Dr. Carlton Vollberg of the Center for Comprehensive Medicine recently advised his Medicare patients they may choose among the following options to stay in his practice:
Option 1: $150 retainer per person to cover office phone calls, prescription refills and referrals. Cost per visit ranges from $40 to $250 for established patients, depending on level of care.
Option 2: $1,800 per person for unlimited visits, free nutrition classes, same-day appointments and travel clinic.
Option 3: $6,000 per person for unlimited visits, free nutrition classes, same-day appointments, travel clinic, special office hours, home visits and Dr. Vollberg's cellphone number.
Some doctors are adapting their practices to a model in which they charge patients an annual fee for more personalized and immediate medical care.
Rent, utilities and lab bills inch upward every year, one Chattanooga doctor says, but his Medicare reimbursements don't budge.
Every day he faces a choice: Zip patients through his office like a factory assembly line so he can cover his costs, or give them the time and medical attention they really need while he loses money.
So Dr. Carlton Vollberg says he is calling it quits. Beginning Monday, he will no longer accept Medicare as a reimbursement option.
Instead, Medicare patients who decide to remain at his practice can chose from a variety of payment options ranging from a retainer fee to larger annual payments for unlimited visits, homes visits and same-day appointments.
"I'm investing a tremendous amount of time and energy into these patients, and I'm losing money," Vollberg said, discussing his decision at his office on Gunbarrel Road. "It starts to begin to feel abusive."
Vollberg's new approach to managing his practice is part of a small but growing trend toward "concierge medicine." The model, which has been around for more than 20 years, calls for doctors to charge an annual fee for what is often a much smaller group of patients who get more personalized and immediate care.
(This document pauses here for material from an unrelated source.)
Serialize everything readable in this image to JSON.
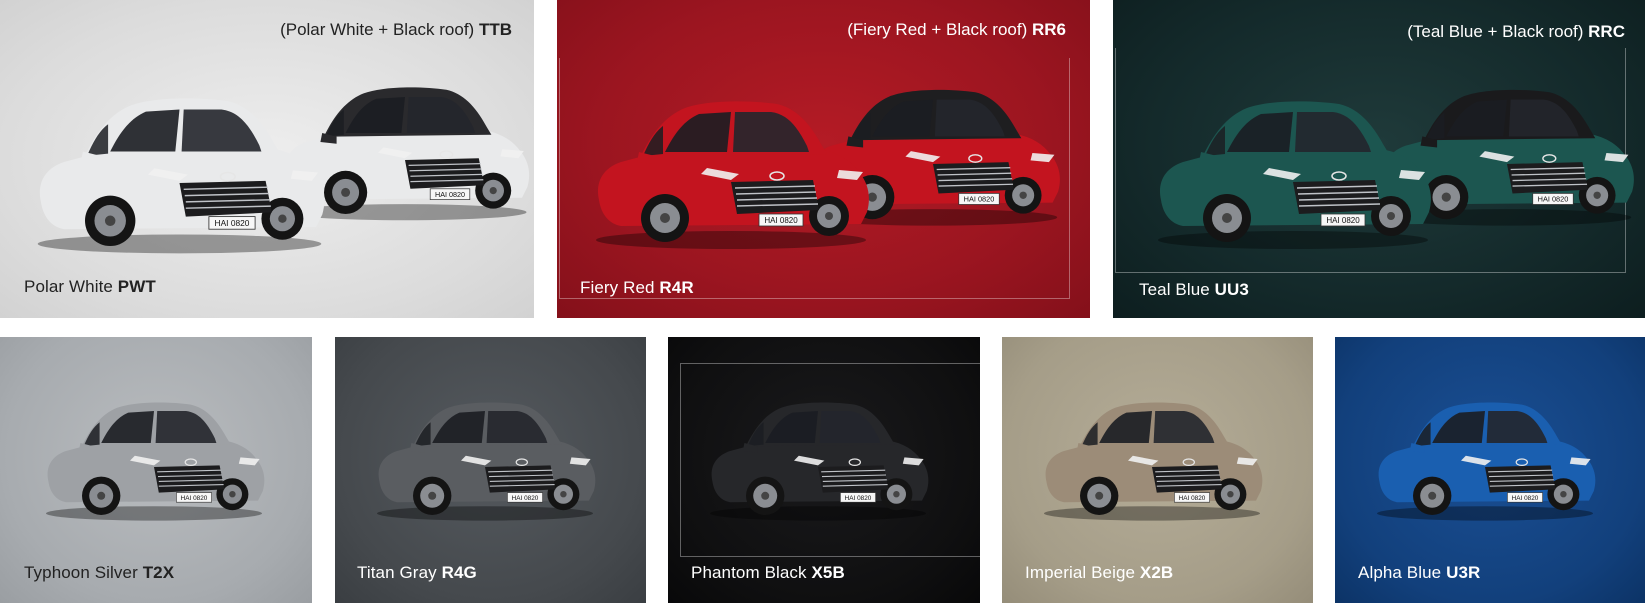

Proponents say this approach allows doctors to provide better patient care, but critics argue only the wealthy and healthy can afford it. Concierge medicine, they contend, is not a viable solution to the chronic problem of patients finding affordable, accessible health care.
Nevertheless, the number of doctors practicing retainer-based care has increased, with about 1,000 to 5,000 doctors now practicing some model, according to a recent article in American Medical News.
Since Vollberg still accepts private insurance, he considers his practice a hybrid model rather than a traditional concierge practice.
He first began considering the option about five years ago, and the implementation of the Affordable Care Act solidified his decision.
Now, as Medicare faces possible cuts of up to 30 percent by the beginning of the year, he decided to move quickly.
"I'm getting out now, before the mass exodus," he said.
His patients have had mixed reactions, he said. Many of them don't want to pay for his services when they can see another doctor and use their Medicare coverage. A few have decided to stay with him and pay the fee.
"My hope is to see fewer patients but spend more time with them," he said.
While some wellness groups or psychiatrists in Hamilton County may operate under some version of concierge medicine, Vollberg said he is not aware of a general practitioner who does.
Rae Bond, who heads the Chattanooga and Hamilton County Medical Society, said she doesn't know of any either. However, if significant cuts take place next year, she expects more doctors will make changes.
One option the American Medical Association promotes is that doctors be allowed to charge an additional fee for Medicare payments, similar to a co-pay for private insurance groups. That would require a change in federal law, she said.
"I think you are going see physicians exploring a lot of options they haven't previously considered," Bond said. "We have an ongoing physician shortage, and as more senior citizens move into the area, there are very real concerns about what will happen."
Vollberg said the Medicare system pays him to treat people for diseases rather than for focusing on keeping them healthy. It is an unsustainable model of health care that he no longer wants to pursue.
If Medicare cuts do kick in next year, he expects to see a two-tier level of patient care soon. For doctors who still accept Medicaid or Medicare, there will be huge doctor shortages and long lines of patients waiting to receive care.
The second option will be a concierge service, where patients pay for their own care.
"The system is dead. It doesn't work," he said.